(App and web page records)
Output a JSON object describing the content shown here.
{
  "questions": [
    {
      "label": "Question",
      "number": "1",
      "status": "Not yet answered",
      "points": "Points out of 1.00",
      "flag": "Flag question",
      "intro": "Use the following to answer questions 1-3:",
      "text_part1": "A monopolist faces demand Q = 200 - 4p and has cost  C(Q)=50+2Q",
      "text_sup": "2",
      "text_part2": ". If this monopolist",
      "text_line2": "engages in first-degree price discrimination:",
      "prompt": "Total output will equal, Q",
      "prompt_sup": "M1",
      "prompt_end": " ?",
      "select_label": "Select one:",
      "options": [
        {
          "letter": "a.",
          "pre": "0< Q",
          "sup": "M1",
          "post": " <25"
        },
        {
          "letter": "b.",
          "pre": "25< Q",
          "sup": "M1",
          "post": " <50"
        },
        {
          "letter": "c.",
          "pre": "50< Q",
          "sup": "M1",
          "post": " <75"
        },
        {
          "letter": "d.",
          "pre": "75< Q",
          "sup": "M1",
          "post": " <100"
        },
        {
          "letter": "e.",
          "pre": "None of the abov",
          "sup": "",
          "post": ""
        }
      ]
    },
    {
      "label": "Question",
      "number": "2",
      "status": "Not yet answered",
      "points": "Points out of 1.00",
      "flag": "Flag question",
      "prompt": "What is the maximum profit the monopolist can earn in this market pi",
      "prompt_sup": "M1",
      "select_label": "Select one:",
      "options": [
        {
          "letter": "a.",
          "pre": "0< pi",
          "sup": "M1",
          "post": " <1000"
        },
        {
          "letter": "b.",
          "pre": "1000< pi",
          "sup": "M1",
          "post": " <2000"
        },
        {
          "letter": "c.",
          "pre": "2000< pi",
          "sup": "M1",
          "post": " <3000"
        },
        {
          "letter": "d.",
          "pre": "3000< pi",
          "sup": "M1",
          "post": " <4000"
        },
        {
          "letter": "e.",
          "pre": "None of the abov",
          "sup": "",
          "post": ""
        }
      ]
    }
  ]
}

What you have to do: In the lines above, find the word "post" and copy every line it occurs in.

Result for this exercise:
          "post": " <25"
          "post": " <50"
          "post": " <75"
          "post": " <100"
          "post": ""
          "post": " <1000"
          "post": " <2000"
          "post": " <3000"
          "post": " <4000"
          "post": ""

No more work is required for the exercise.